WHAT TO DO> Among the entries below, copy every line that carries the word "Analisi".

Data records for software interfaces
--- --- ---
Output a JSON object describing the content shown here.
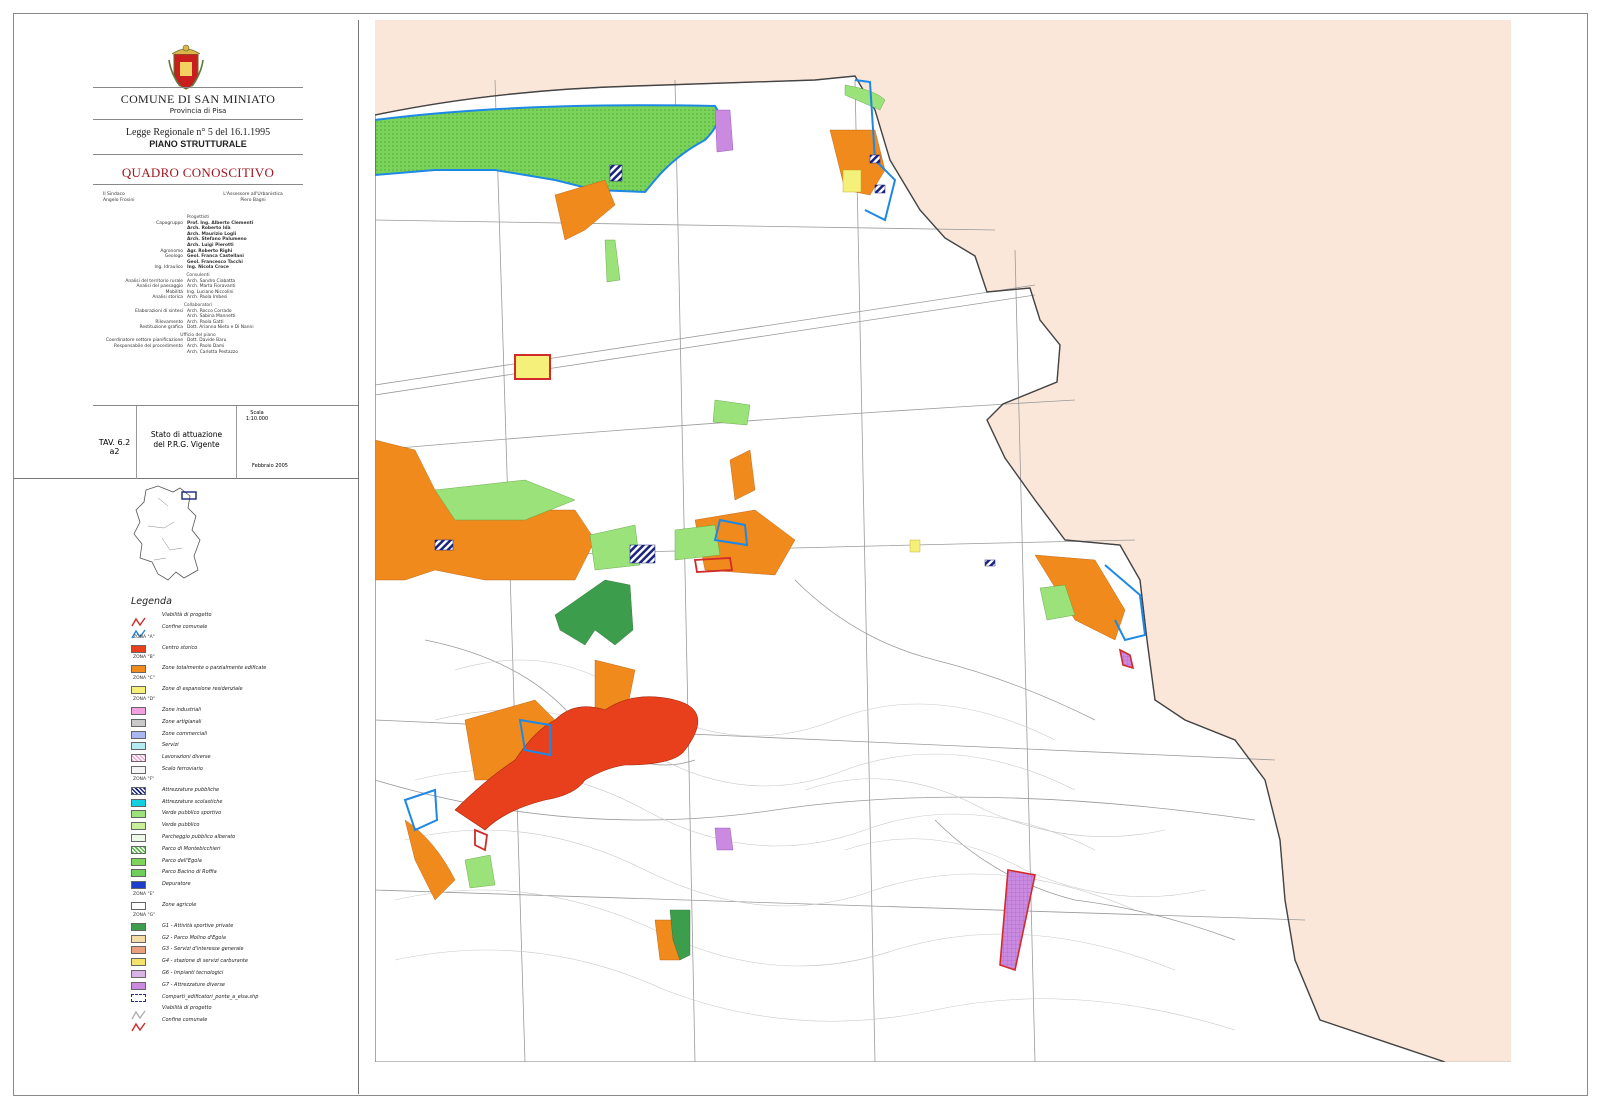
{
  "title_block": {
    "comune": "COMUNE DI SAN MINIATO",
    "provincia": "Provincia di Pisa",
    "legge": "Legge Regionale n° 5 del 16.1.1995",
    "piano": "PIANO STRUTTURALE",
    "quadro": "QUADRO CONOSCITIVO",
    "sindaco_role": "Il Sindaco",
    "sindaco_name": "Angelo Frosini",
    "assessore_role": "L'Assessore all'Urbanistica",
    "assessore_name": "Piero Bagni"
  },
  "credits": [
    {
      "section": "Progettisti"
    },
    {
      "role": "Capogruppo",
      "name": "Prof. Ing. Alberto Clementi",
      "bold": true
    },
    {
      "role": "",
      "name": "Arch. Roberto Idà",
      "bold": true
    },
    {
      "role": "",
      "name": "Arch. Maurizio Logli",
      "bold": true
    },
    {
      "role": "",
      "name": "Arch. Stefano Palumeno",
      "bold": true
    },
    {
      "role": "",
      "name": "Arch. Luigi Pierotti",
      "bold": true
    },
    {
      "role": "Agronomo",
      "name": "Agr. Roberto Righi",
      "bold": true
    },
    {
      "role": "Geologo",
      "name": "Geol. Franca Castellani",
      "bold": true
    },
    {
      "role": "",
      "name": "Geol. Francesco Tacchi",
      "bold": true
    },
    {
      "role": "Ing. Idraulico",
      "name": "Ing. Nicola Croce",
      "bold": true
    },
    {
      "section": "Consulenti"
    },
    {
      "role": "Analisi del territorio rurale",
      "name": "Arch. Sandro Ciabatta"
    },
    {
      "role": "Analisi del paesaggio",
      "name": "Arch. Marta Fioravanti"
    },
    {
      "role": "Mobilità",
      "name": "Ing. Luciano Niccolini"
    },
    {
      "role": "Analisi storica",
      "name": "Arch. Paola Imbesi"
    },
    {
      "section": "Collaboratori"
    },
    {
      "role": "Elaborazioni di sintesi",
      "name": "Arch. Rocco Corrado"
    },
    {
      "role": "",
      "name": "Arch. Sabina Mannetti"
    },
    {
      "role": "Rilevamento",
      "name": "Arch. Paola Gatti"
    },
    {
      "role": "Restituzione grafica",
      "name": "Dott. Arianna Nieto e Di Nanni"
    },
    {
      "section": "Ufficio del piano"
    },
    {
      "role": "Coordinatore settore pianificazione",
      "name": "Dott. Davide Baru"
    },
    {
      "role": "Responsabile del procedimento",
      "name": "Arch. Paolo Dami"
    },
    {
      "role": "",
      "name": "Arch. Carlotta Pestazzo"
    }
  ],
  "tav": {
    "number": "TAV. 6.2 a2",
    "desc_1": "Stato di attuazione",
    "desc_2": "del P.R.G. Vigente",
    "scale_label": "Scala",
    "scale_value": "1:10.000",
    "date": "Febbraio 2005"
  },
  "legend": {
    "title": "Legenda",
    "items": [
      {
        "type": "line",
        "color": "#d12a2a",
        "label": "Viabilità di progetto"
      },
      {
        "type": "line",
        "color": "#1e88e5",
        "label": "Confine comunale"
      },
      {
        "type": "header",
        "label": "ZONA \"A\""
      },
      {
        "type": "fill",
        "color": "#e8401c",
        "label": "Centro storico"
      },
      {
        "type": "header",
        "label": "ZONA \"B\""
      },
      {
        "type": "fill",
        "color": "#f08a1c",
        "label": "Zone totalmente o parzialmente edificate"
      },
      {
        "type": "header",
        "label": "ZONA \"C\""
      },
      {
        "type": "fill",
        "color": "#f5f07a",
        "label": "Zone di espansione residenziale"
      },
      {
        "type": "header",
        "label": "ZONA \"D\""
      },
      {
        "type": "fill",
        "color": "#f3a0e0",
        "label": "Zone industriali"
      },
      {
        "type": "fill",
        "color": "#c9c9c9",
        "label": "Zone artigianali"
      },
      {
        "type": "fill",
        "color": "#a9b6ef",
        "label": "Zone commerciali"
      },
      {
        "type": "fill",
        "color": "#b5ecf2",
        "label": "Servizi"
      },
      {
        "type": "hatch",
        "color": "#f3a8d6",
        "label": "Lavorazioni diverse"
      },
      {
        "type": "fill",
        "color": "#f5f5f5",
        "label": "Scalo ferroviario"
      },
      {
        "type": "header",
        "label": "ZONA \"F\""
      },
      {
        "type": "hatch",
        "color": "#1a237e",
        "label": "Attrezzature pubbliche"
      },
      {
        "type": "fill",
        "color": "#12d0e0",
        "label": "Attrezzature scolastiche"
      },
      {
        "type": "fill",
        "color": "#9be27a",
        "label": "Verde pubblico sportivo"
      },
      {
        "type": "fill",
        "color": "#c8ef9a",
        "label": "Verde pubblico"
      },
      {
        "type": "fill",
        "color": "#eef8e6",
        "label": "Parcheggio pubblico alberato"
      },
      {
        "type": "hatch",
        "color": "#58b845",
        "label": "Parco di Montebicchieri"
      },
      {
        "type": "fill",
        "color": "#7fd45a",
        "label": "Parco dell'Egola"
      },
      {
        "type": "fill",
        "color": "#6ed05a",
        "label": "Parco Bacino di Roffia"
      },
      {
        "type": "fill",
        "color": "#1d3fc7",
        "label": "Depuratore"
      },
      {
        "type": "header",
        "label": "ZONA \"E\""
      },
      {
        "type": "fill",
        "color": "#ffffff",
        "label": "Zone agricole"
      },
      {
        "type": "header",
        "label": "ZONA \"G\""
      },
      {
        "type": "fill",
        "color": "#3c9e4c",
        "label": "G1 - Attività sportive private"
      },
      {
        "type": "fill",
        "color": "#f5dba8",
        "label": "G2 - Parco Molino d'Egola"
      },
      {
        "type": "fill",
        "color": "#e9a07a",
        "label": "G3 - Servizi d'interesse generale"
      },
      {
        "type": "fill",
        "color": "#f3e36a",
        "label": "G4 - stazione di servizi carburante"
      },
      {
        "type": "fill",
        "color": "#d9b2e6",
        "label": "G6 - Impianti tecnologici"
      },
      {
        "type": "fill",
        "color": "#c98ae0",
        "label": "G7 - Attrezzature diverse"
      },
      {
        "type": "dashed",
        "color": "#2b2b8a",
        "label": "Comparti_edificatori_ponte_a_elsa.shp"
      },
      {
        "type": "line",
        "color": "#b0b0b0",
        "label": "Viabilità di progetto"
      },
      {
        "type": "line",
        "color": "#d12a2a",
        "label": "Confine comunale"
      }
    ]
  },
  "map": {
    "background": "#ffffff",
    "outside_color": "#fbe7da",
    "colors": {
      "river_park": "#7bd45a",
      "boundary": "#1e88e5",
      "centro_storico": "#e8401c",
      "residential": "#f08a1c",
      "green": "#9be27a",
      "sport_private": "#3c9e4c",
      "purple": "#c98ae0",
      "yellow": "#f5f07a",
      "red_outline": "#d12a2a"
    }
  }
}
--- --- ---
OUTPUT FOR THIS TASK>
      "role": "Analisi del territorio rurale",
      "role": "Analisi del paesaggio",
      "role": "Analisi storica",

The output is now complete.